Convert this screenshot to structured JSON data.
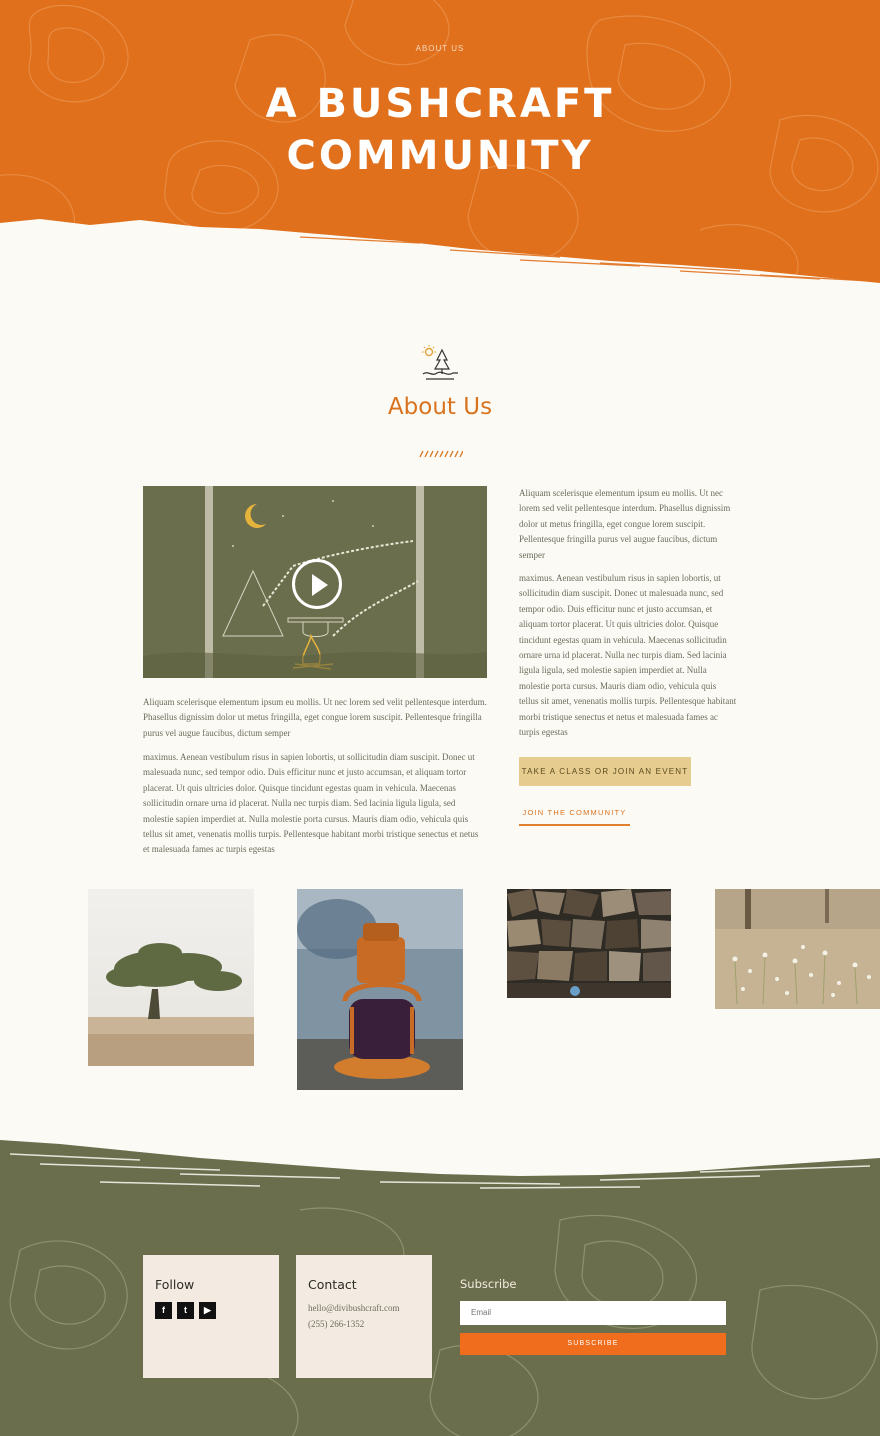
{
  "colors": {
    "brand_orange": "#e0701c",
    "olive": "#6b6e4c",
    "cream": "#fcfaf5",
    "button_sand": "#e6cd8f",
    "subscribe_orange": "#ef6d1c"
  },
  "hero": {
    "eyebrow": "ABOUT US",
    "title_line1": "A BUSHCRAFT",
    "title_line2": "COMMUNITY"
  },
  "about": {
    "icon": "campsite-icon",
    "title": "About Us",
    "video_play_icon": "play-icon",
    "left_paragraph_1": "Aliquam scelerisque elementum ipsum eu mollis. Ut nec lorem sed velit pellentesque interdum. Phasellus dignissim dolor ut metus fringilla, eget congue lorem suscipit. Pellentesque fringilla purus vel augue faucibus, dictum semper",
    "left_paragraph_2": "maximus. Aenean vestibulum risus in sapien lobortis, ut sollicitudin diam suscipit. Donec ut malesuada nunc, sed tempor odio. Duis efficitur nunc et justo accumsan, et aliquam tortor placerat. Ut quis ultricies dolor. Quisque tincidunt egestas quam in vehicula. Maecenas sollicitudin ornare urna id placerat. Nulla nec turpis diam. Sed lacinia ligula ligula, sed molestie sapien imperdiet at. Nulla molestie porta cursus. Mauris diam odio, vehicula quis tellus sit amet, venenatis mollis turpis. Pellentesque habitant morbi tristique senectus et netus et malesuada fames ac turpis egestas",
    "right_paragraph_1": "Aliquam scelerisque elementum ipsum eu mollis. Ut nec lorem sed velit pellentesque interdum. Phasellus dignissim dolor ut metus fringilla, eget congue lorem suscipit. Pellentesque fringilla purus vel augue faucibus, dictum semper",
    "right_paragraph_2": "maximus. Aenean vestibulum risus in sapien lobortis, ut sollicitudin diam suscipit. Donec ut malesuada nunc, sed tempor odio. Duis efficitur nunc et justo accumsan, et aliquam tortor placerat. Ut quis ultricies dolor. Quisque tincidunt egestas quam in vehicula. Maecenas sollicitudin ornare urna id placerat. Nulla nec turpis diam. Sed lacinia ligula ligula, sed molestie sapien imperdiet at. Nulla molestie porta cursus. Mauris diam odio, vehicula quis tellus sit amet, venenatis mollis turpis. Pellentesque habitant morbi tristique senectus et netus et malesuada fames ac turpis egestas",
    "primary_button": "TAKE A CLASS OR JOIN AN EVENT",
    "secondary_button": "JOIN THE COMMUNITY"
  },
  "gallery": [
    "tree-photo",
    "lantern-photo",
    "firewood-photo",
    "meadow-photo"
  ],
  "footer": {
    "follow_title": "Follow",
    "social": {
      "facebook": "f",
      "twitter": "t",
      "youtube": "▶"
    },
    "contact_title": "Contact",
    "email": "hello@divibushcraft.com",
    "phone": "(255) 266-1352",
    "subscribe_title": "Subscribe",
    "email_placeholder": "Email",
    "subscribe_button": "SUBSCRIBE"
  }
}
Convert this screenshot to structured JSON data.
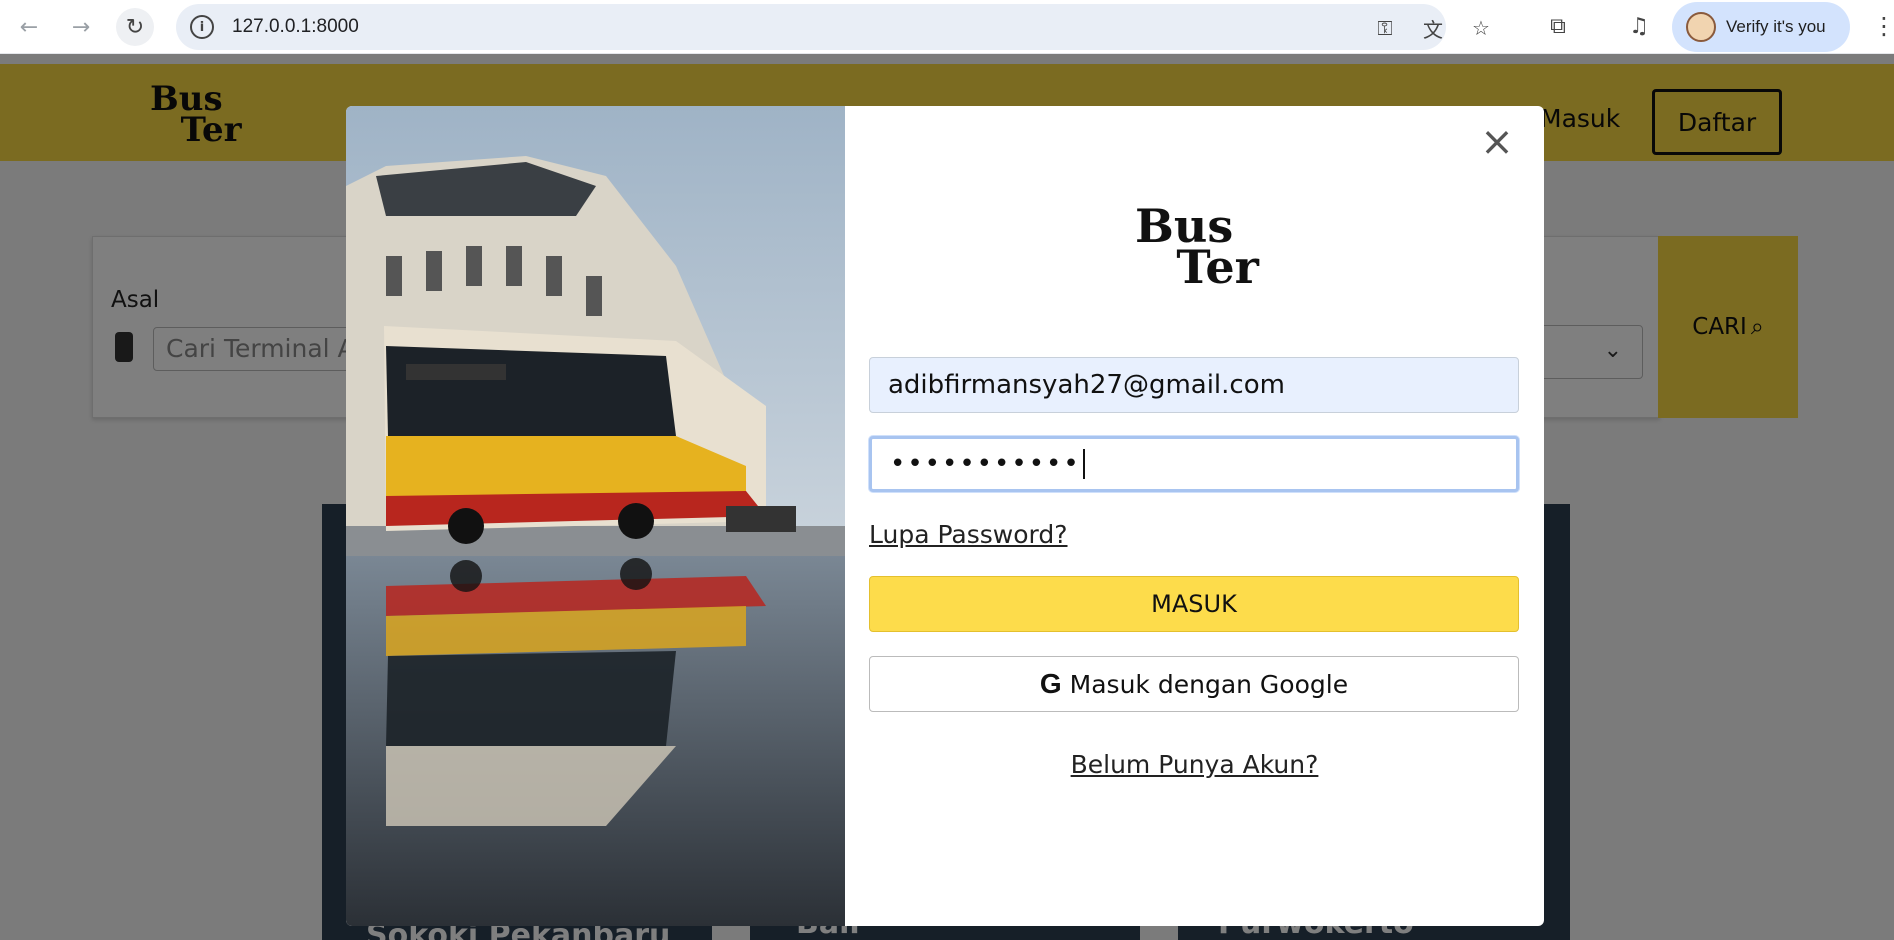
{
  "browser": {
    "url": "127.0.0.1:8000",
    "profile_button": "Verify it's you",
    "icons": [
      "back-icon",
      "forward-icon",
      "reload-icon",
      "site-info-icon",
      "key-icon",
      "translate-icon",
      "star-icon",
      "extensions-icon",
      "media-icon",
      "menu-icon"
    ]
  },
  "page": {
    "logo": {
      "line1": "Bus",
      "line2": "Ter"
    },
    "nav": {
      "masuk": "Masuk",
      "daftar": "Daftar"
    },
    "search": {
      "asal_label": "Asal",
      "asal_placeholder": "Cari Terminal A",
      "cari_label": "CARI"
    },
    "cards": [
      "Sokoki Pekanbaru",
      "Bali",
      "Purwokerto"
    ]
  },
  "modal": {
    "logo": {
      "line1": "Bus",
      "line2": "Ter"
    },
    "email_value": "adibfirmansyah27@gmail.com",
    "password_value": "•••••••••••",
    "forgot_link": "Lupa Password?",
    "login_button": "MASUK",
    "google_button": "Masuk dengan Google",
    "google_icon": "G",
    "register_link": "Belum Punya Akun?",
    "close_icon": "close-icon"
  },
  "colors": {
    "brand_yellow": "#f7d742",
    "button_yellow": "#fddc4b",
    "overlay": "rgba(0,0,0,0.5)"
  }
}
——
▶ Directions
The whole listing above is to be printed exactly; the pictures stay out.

▶ Exercise result
Convert this screenshot to structured JSON data.
{
  "colors": {
    "brand_orange": "#e0701c",
    "olive": "#6b6e4c",
    "cream": "#fcfaf5",
    "button_sand": "#e6cd8f",
    "subscribe_orange": "#ef6d1c"
  },
  "hero": {
    "eyebrow": "ABOUT US",
    "title_line1": "A BUSHCRAFT",
    "title_line2": "COMMUNITY"
  },
  "about": {
    "icon": "campsite-icon",
    "title": "About Us",
    "video_play_icon": "play-icon",
    "left_paragraph_1": "Aliquam scelerisque elementum ipsum eu mollis. Ut nec lorem sed velit pellentesque interdum. Phasellus dignissim dolor ut metus fringilla, eget congue lorem suscipit. Pellentesque fringilla purus vel augue faucibus, dictum semper",
    "left_paragraph_2": "maximus. Aenean vestibulum risus in sapien lobortis, ut sollicitudin diam suscipit. Donec ut malesuada nunc, sed tempor odio. Duis efficitur nunc et justo accumsan, et aliquam tortor placerat. Ut quis ultricies dolor. Quisque tincidunt egestas quam in vehicula. Maecenas sollicitudin ornare urna id placerat. Nulla nec turpis diam. Sed lacinia ligula ligula, sed molestie sapien imperdiet at. Nulla molestie porta cursus. Mauris diam odio, vehicula quis tellus sit amet, venenatis mollis turpis. Pellentesque habitant morbi tristique senectus et netus et malesuada fames ac turpis egestas",
    "right_paragraph_1": "Aliquam scelerisque elementum ipsum eu mollis. Ut nec lorem sed velit pellentesque interdum. Phasellus dignissim dolor ut metus fringilla, eget congue lorem suscipit. Pellentesque fringilla purus vel augue faucibus, dictum semper",
    "right_paragraph_2": "maximus. Aenean vestibulum risus in sapien lobortis, ut sollicitudin diam suscipit. Donec ut malesuada nunc, sed tempor odio. Duis efficitur nunc et justo accumsan, et aliquam tortor placerat. Ut quis ultricies dolor. Quisque tincidunt egestas quam in vehicula. Maecenas sollicitudin ornare urna id placerat. Nulla nec turpis diam. Sed lacinia ligula ligula, sed molestie sapien imperdiet at. Nulla molestie porta cursus. Mauris diam odio, vehicula quis tellus sit amet, venenatis mollis turpis. Pellentesque habitant morbi tristique senectus et netus et malesuada fames ac turpis egestas",
    "primary_button": "TAKE A CLASS OR JOIN AN EVENT",
    "secondary_button": "JOIN THE COMMUNITY"
  },
  "gallery": [
    "tree-photo",
    "lantern-photo",
    "firewood-photo",
    "meadow-photo"
  ],
  "footer": {
    "follow_title": "Follow",
    "social": {
      "facebook": "f",
      "twitter": "t",
      "youtube": "▶"
    },
    "contact_title": "Contact",
    "email": "hello@divibushcraft.com",
    "phone": "(255) 266-1352",
    "subscribe_title": "Subscribe",
    "email_placeholder": "Email",
    "subscribe_button": "SUBSCRIBE"
  }
}
Convert this screenshot to structured JSON data.
{
  "browser": {
    "url": "127.0.0.1:8000",
    "profile_button": "Verify it's you",
    "icons": [
      "back-icon",
      "forward-icon",
      "reload-icon",
      "site-info-icon",
      "key-icon",
      "translate-icon",
      "star-icon",
      "extensions-icon",
      "media-icon",
      "menu-icon"
    ]
  },
  "page": {
    "logo": {
      "line1": "Bus",
      "line2": "Ter"
    },
    "nav": {
      "masuk": "Masuk",
      "daftar": "Daftar"
    },
    "search": {
      "asal_label": "Asal",
      "asal_placeholder": "Cari Terminal A",
      "cari_label": "CARI"
    },
    "cards": [
      "Sokoki Pekanbaru",
      "Bali",
      "Purwokerto"
    ]
  },
  "modal": {
    "logo": {
      "line1": "Bus",
      "line2": "Ter"
    },
    "email_value": "adibfirmansyah27@gmail.com",
    "password_value": "•••••••••••",
    "forgot_link": "Lupa Password?",
    "login_button": "MASUK",
    "google_button": "Masuk dengan Google",
    "google_icon": "G",
    "register_link": "Belum Punya Akun?",
    "close_icon": "close-icon"
  },
  "colors": {
    "brand_yellow": "#f7d742",
    "button_yellow": "#fddc4b",
    "overlay": "rgba(0,0,0,0.5)"
  }
}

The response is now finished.